## [Your goal]
Output all the data exactly. Pictures do not belong in the copy.

━━━━━ Data in this exercise

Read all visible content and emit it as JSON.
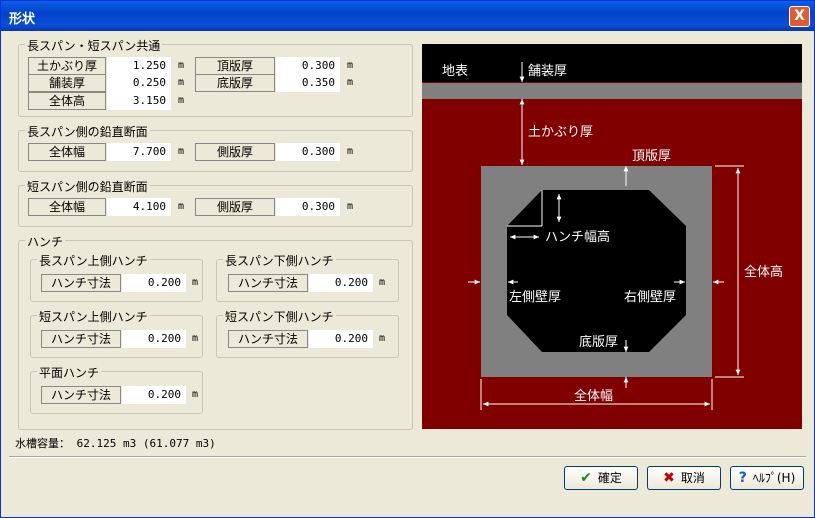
{
  "window": {
    "title": "形状",
    "close": "X"
  },
  "common": {
    "title": "長スパン・短スパン共通",
    "cover": {
      "label": "土かぶり厚",
      "value": "1.250",
      "unit": "m"
    },
    "pave": {
      "label": "舗装厚",
      "value": "0.250",
      "unit": "m"
    },
    "height": {
      "label": "全体高",
      "value": "3.150",
      "unit": "m"
    },
    "top": {
      "label": "頂版厚",
      "value": "0.300",
      "unit": "m"
    },
    "bottom": {
      "label": "底版厚",
      "value": "0.350",
      "unit": "m"
    }
  },
  "long": {
    "title": "長スパン側の鉛直断面",
    "width": {
      "label": "全体幅",
      "value": "7.700",
      "unit": "m"
    },
    "side": {
      "label": "側版厚",
      "value": "0.300",
      "unit": "m"
    }
  },
  "short": {
    "title": "短スパン側の鉛直断面",
    "width": {
      "label": "全体幅",
      "value": "4.100",
      "unit": "m"
    },
    "side": {
      "label": "側版厚",
      "value": "0.300",
      "unit": "m"
    }
  },
  "haunch": {
    "title": "ハンチ",
    "longUpper": {
      "title": "長スパン上側ハンチ",
      "label": "ハンチ寸法",
      "value": "0.200",
      "unit": "m"
    },
    "longLower": {
      "title": "長スパン下側ハンチ",
      "label": "ハンチ寸法",
      "value": "0.200",
      "unit": "m"
    },
    "shortUpper": {
      "title": "短スパン上側ハンチ",
      "label": "ハンチ寸法",
      "value": "0.200",
      "unit": "m"
    },
    "shortLower": {
      "title": "短スパン下側ハンチ",
      "label": "ハンチ寸法",
      "value": "0.200",
      "unit": "m"
    },
    "plane": {
      "title": "平面ハンチ",
      "label": "ハンチ寸法",
      "value": "0.200",
      "unit": "m"
    }
  },
  "status": "水槽容量： 62.125 m3 (61.077 m3)",
  "buttons": {
    "ok": "確定",
    "cancel": "取消",
    "help": "ﾍﾙﾌﾟ(H)"
  },
  "icons": {
    "ok": "check-icon",
    "cancel": "x-icon",
    "help": "question-icon"
  },
  "diagram": {
    "ground": "地表",
    "pave": "舗装厚",
    "cover": "土かぶり厚",
    "top": "頂版厚",
    "haunch": "ハンチ幅高",
    "height": "全体高",
    "left": "左側壁厚",
    "right": "右側壁厚",
    "bottom": "底版厚",
    "width": "全体幅"
  },
  "colors": {
    "soil": "#800000",
    "ground": "#000000",
    "pave": "#808080",
    "box": "#808080",
    "inner": "#000000"
  }
}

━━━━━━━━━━

## [Exercise output]
Read all visible content and emit it as JSON.
{
  "window": {
    "title": "形状",
    "close": "X"
  },
  "common": {
    "title": "長スパン・短スパン共通",
    "cover": {
      "label": "土かぶり厚",
      "value": "1.250",
      "unit": "m"
    },
    "pave": {
      "label": "舗装厚",
      "value": "0.250",
      "unit": "m"
    },
    "height": {
      "label": "全体高",
      "value": "3.150",
      "unit": "m"
    },
    "top": {
      "label": "頂版厚",
      "value": "0.300",
      "unit": "m"
    },
    "bottom": {
      "label": "底版厚",
      "value": "0.350",
      "unit": "m"
    }
  },
  "long": {
    "title": "長スパン側の鉛直断面",
    "width": {
      "label": "全体幅",
      "value": "7.700",
      "unit": "m"
    },
    "side": {
      "label": "側版厚",
      "value": "0.300",
      "unit": "m"
    }
  },
  "short": {
    "title": "短スパン側の鉛直断面",
    "width": {
      "label": "全体幅",
      "value": "4.100",
      "unit": "m"
    },
    "side": {
      "label": "側版厚",
      "value": "0.300",
      "unit": "m"
    }
  },
  "haunch": {
    "title": "ハンチ",
    "longUpper": {
      "title": "長スパン上側ハンチ",
      "label": "ハンチ寸法",
      "value": "0.200",
      "unit": "m"
    },
    "longLower": {
      "title": "長スパン下側ハンチ",
      "label": "ハンチ寸法",
      "value": "0.200",
      "unit": "m"
    },
    "shortUpper": {
      "title": "短スパン上側ハンチ",
      "label": "ハンチ寸法",
      "value": "0.200",
      "unit": "m"
    },
    "shortLower": {
      "title": "短スパン下側ハンチ",
      "label": "ハンチ寸法",
      "value": "0.200",
      "unit": "m"
    },
    "plane": {
      "title": "平面ハンチ",
      "label": "ハンチ寸法",
      "value": "0.200",
      "unit": "m"
    }
  },
  "status": "水槽容量： 62.125 m3 (61.077 m3)",
  "buttons": {
    "ok": "確定",
    "cancel": "取消",
    "help": "ﾍﾙﾌﾟ(H)"
  },
  "icons": {
    "ok": "check-icon",
    "cancel": "x-icon",
    "help": "question-icon"
  },
  "diagram": {
    "ground": "地表",
    "pave": "舗装厚",
    "cover": "土かぶり厚",
    "top": "頂版厚",
    "haunch": "ハンチ幅高",
    "height": "全体高",
    "left": "左側壁厚",
    "right": "右側壁厚",
    "bottom": "底版厚",
    "width": "全体幅"
  },
  "colors": {
    "soil": "#800000",
    "ground": "#000000",
    "pave": "#808080",
    "box": "#808080",
    "inner": "#000000"
  }
}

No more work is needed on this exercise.